**** SUPPLIED MATERIAL ****

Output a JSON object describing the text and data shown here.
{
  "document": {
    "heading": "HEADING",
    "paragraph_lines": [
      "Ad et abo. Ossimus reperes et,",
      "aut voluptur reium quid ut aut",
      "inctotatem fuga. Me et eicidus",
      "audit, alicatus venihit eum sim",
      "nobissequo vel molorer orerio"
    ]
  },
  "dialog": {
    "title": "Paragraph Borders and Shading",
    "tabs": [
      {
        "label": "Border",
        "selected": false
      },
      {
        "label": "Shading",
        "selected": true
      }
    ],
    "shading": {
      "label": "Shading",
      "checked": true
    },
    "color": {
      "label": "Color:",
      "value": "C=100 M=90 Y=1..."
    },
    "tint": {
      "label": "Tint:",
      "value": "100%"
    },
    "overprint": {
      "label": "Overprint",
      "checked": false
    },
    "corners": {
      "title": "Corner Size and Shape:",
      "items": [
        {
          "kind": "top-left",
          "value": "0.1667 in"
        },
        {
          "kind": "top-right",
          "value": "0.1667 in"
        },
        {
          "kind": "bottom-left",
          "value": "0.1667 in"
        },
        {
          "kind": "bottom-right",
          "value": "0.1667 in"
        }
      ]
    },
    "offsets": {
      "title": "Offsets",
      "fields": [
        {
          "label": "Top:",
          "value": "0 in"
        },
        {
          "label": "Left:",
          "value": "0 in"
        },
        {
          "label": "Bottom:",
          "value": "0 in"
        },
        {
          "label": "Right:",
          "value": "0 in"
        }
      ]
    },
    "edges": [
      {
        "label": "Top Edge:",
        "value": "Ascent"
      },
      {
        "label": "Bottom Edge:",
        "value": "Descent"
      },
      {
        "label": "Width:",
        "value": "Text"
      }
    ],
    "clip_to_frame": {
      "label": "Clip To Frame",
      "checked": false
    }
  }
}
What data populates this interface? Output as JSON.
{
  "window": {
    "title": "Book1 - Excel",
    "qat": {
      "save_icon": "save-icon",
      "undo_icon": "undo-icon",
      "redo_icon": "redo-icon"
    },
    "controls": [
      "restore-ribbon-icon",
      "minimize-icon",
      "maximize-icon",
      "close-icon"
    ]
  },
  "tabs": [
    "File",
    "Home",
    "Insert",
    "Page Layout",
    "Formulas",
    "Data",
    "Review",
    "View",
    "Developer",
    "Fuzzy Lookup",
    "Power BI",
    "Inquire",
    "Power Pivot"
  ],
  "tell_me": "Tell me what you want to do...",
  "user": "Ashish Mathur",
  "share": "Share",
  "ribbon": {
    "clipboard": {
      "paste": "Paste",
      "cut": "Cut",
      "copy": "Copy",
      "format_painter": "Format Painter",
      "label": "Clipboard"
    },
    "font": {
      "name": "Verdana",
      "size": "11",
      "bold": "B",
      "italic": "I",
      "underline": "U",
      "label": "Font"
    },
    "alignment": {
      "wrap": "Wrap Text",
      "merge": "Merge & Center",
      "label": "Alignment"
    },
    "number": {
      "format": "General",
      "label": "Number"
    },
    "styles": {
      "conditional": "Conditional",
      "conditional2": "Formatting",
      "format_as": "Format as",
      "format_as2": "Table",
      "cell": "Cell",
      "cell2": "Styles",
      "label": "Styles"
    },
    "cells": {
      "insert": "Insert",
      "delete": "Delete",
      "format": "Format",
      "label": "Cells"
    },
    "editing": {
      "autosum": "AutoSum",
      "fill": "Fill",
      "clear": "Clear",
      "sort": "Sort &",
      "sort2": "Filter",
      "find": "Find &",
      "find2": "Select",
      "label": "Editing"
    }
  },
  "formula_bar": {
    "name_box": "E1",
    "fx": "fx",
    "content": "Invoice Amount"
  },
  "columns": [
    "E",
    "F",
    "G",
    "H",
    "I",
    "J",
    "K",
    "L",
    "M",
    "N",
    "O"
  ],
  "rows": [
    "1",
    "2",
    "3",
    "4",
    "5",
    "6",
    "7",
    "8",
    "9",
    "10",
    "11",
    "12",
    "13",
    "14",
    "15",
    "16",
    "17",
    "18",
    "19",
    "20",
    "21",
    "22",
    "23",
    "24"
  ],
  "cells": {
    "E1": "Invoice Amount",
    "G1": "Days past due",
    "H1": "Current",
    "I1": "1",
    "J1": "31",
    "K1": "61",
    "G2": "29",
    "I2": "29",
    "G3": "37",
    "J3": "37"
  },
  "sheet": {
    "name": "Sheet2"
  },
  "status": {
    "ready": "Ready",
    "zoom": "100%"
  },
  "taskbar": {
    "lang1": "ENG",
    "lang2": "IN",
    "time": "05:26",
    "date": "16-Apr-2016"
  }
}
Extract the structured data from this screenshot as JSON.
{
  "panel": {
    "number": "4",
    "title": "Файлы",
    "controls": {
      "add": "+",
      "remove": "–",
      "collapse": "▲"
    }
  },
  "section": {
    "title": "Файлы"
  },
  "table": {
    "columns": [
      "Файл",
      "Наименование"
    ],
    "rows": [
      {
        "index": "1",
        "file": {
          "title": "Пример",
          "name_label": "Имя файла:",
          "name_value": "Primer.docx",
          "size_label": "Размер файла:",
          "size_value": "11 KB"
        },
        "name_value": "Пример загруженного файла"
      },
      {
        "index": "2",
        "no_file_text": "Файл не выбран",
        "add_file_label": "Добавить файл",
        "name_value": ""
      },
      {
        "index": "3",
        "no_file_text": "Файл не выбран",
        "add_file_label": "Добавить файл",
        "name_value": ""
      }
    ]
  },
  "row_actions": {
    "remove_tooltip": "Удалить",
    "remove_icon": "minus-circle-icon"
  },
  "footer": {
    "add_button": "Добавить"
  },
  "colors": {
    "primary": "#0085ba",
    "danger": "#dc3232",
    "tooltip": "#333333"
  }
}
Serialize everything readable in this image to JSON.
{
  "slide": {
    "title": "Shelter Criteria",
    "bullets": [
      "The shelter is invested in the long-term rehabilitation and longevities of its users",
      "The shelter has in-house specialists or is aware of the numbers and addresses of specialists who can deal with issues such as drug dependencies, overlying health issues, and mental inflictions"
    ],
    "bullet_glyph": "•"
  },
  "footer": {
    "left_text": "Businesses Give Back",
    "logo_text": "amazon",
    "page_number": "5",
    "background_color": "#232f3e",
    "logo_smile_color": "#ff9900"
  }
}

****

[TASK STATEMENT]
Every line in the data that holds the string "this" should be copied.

[EXPECTED ANSWER]
What data populates this interface? Output as JSON.
Extract the structured data from this screenshot as JSON.
Serialize everything readable in this image to JSON.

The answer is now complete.